Felicity H. Barber
I’m a speechwriter, executive communications specialist and coach. I write speeches, advise business leaders on messaging and coach people to deliver perfect presentations, pitches and speeches.
As I sat down on my flight from Denver, Colorado to San Francisco, California the message below appeared on the screen. I must have seen it at least five times before, but this time I took a minute to read it. It contains a really important message. It asks passengers to show judgement in their movie choices. It says if you’re sitting next to a 5-year-old please don’t watch something with overt sex and violence.
I’m a new parent and I really appreciate that Virgin America is taking the time to ask passengers to think before they watch soft porn in public. It saves a lot of awkward questions from your kid in a confined and crowded space at 30,000 feet!
But the problem is that I’ve flown with Virgin numerous times and this is the first time I’ve read, let alone noticed the message! By showing the message in tiny font, within a paragraph of other information, for just a few minutes at the start of the flight, it gets completely lost.
And Virgin should know this. They are expert communicators! Their safety video has been viewed over 11 million times on You Tube!
So what can we, as communicators, marketing professionals and business owners learn from this error of judgement on Virgin America’s part?
View every communication as a chance to connect with your customer. Virgin America are missing out on a big opportunity to win brownie points with parents, those who are and those that aren’t traveling with the family in tow. I know that pre-motherhood I would have still appreciated the values that this kind of message promotes.
Knowing what to say is half the battle, the other half is knowing where and how to say it. Most businesses don’t have Virgin America’s budget for fancy videos. But it’s still important to decide how best to share your message. Social media, blog posts, presentations, white papers, case studies or op-eds are all great, low-cost choices.

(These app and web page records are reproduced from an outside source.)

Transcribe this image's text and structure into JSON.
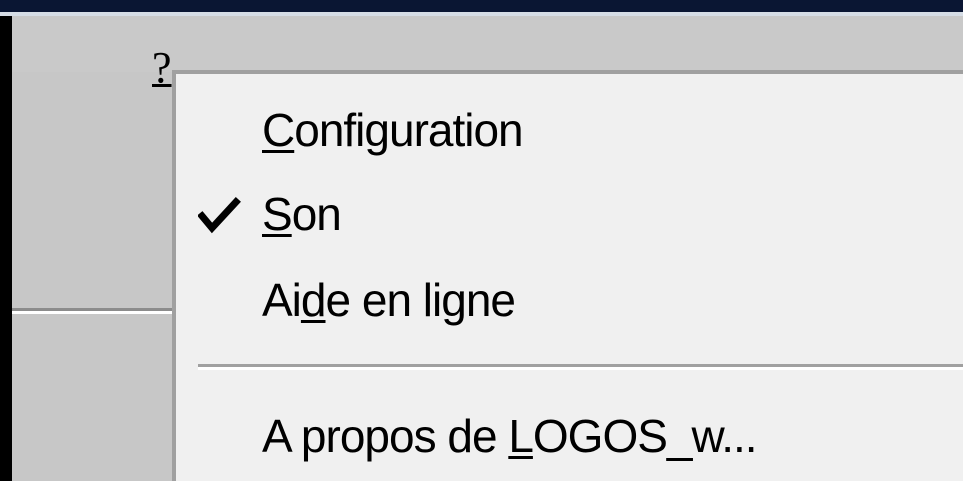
{
  "menubar": {
    "help_menu": {
      "label": "?"
    }
  },
  "dropdown": {
    "items": [
      {
        "before": "",
        "accel": "C",
        "after": "onfiguration",
        "checked": false
      },
      {
        "before": "",
        "accel": "S",
        "after": "on",
        "checked": true
      },
      {
        "before": "Ai",
        "accel": "d",
        "after": "e en ligne",
        "checked": false
      },
      {
        "before": "A propos de ",
        "accel": "L",
        "after": "OGOS_w...",
        "checked": false
      }
    ]
  },
  "colors": {
    "menu_background": "#f0f0f0",
    "window_background": "#c7c7c7",
    "title_strip": "#0a1633"
  },
  "icons": {
    "check": "checkmark-icon"
  }
}
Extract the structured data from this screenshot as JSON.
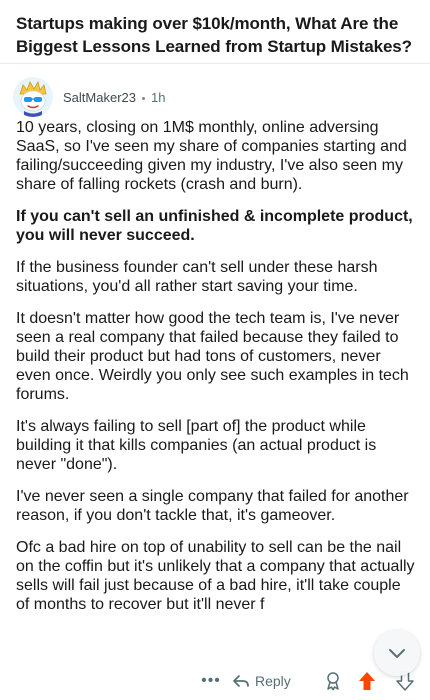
{
  "post": {
    "title": "Startups making over $10k/month, What Are the Biggest Lessons Learned from Startup Mistakes?"
  },
  "comment": {
    "author": "SaltMaker23",
    "age": "1h",
    "paragraphs": [
      "10 years, closing on 1M$ monthly, online adversing SaaS, so I've seen my share of companies starting and failing/succeeding given my industry, I've also seen my share of falling rockets (crash and burn).",
      "If you can't sell an unfinished & incomplete product, you will never succeed.",
      "If the business founder can't sell under these harsh situations, you'd all rather start saving your time.",
      "It doesn't matter how good the tech team is, I've never seen a real company that failed because they failed to build their product but had tons of customers, never even once. Weirdly you only see such examples in tech forums.",
      "It's always failing to sell [part of] the product while building it that kills companies (an actual product is never \"done\").",
      "I've never seen a single company that failed for another reason, if you don't tackle that, it's gameover.",
      "Ofc a bad hire on top of unability to sell can be the nail on the coffin but it's unlikely that a company that actually sells will fail just because of a bad hire, it'll take couple of months to recover but it'll never f"
    ]
  },
  "actions": {
    "more_label": "•••",
    "reply_label": "Reply"
  },
  "icons": {
    "more": "more-dots-icon",
    "reply": "reply-arrow-icon",
    "award": "award-icon",
    "upvote": "upvote-arrow-icon",
    "downvote": "downvote-arrow-icon",
    "collapse": "chevron-down-icon",
    "avatar": "snoo-avatar-icon"
  },
  "colors": {
    "upvote": "#ff4500",
    "meta_text": "#576f76",
    "text": "#1a1a1b"
  }
}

Maybe you have a stellar website and a huge Facebook following for your product. Ace! But what about your support emails? What about your FAQs? What about your landing pages? What about any printed materials? Take a bird’s eye view of your marketing collateral and then zoom in on the things that are less than excellent. You’ll soon have a suite of content that’s up to scratch.
Great tips!! Thanks Felicity.